- [Your objective]: Work through the records below and tally every line containing "title". Reply with the total alone.

-------- Dataset content

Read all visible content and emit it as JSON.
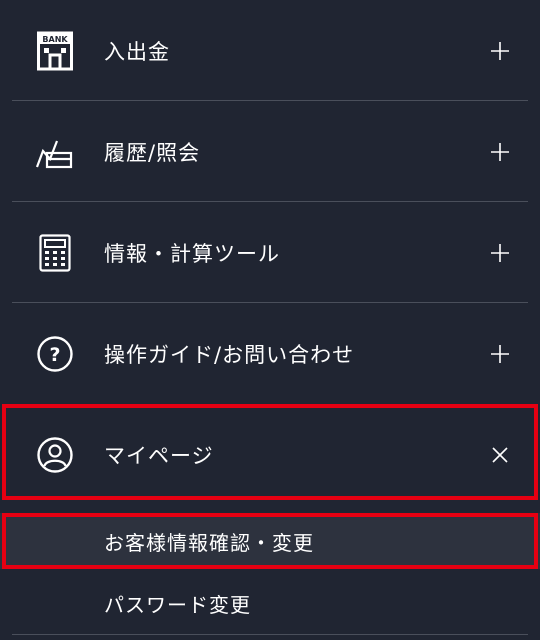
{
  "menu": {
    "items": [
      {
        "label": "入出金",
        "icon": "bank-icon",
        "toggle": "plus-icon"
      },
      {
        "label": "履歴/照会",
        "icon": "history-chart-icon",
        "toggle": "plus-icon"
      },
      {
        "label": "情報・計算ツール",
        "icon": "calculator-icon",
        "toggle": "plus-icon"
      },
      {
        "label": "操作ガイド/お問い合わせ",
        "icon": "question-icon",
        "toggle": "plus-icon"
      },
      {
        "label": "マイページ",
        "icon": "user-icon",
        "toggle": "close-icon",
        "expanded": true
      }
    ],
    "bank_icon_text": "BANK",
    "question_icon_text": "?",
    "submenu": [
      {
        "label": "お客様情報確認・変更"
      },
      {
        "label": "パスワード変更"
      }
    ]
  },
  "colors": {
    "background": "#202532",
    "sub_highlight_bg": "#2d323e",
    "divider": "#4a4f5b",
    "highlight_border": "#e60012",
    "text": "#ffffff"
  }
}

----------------
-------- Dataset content

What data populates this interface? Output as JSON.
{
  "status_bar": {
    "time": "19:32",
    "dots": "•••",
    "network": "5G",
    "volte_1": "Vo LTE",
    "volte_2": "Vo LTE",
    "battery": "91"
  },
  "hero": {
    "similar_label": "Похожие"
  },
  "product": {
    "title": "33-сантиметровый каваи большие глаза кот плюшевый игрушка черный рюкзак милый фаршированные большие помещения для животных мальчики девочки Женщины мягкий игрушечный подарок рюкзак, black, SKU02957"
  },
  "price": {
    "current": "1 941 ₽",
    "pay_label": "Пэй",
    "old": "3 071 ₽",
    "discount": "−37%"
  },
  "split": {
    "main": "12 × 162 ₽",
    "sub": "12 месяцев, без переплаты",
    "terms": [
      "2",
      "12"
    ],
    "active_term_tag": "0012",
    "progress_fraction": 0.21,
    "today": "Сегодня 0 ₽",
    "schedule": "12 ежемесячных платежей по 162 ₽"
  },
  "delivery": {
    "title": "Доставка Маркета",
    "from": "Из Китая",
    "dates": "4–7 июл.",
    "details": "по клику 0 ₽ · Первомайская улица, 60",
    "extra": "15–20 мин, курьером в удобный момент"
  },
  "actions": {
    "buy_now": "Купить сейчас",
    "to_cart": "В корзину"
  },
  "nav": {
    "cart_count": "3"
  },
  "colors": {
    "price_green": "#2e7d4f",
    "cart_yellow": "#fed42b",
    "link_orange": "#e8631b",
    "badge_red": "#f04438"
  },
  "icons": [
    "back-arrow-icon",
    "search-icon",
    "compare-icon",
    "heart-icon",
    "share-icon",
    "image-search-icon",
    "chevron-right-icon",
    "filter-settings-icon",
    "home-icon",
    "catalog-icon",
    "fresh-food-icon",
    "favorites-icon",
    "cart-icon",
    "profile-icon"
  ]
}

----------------

- [Exercise answer]: 2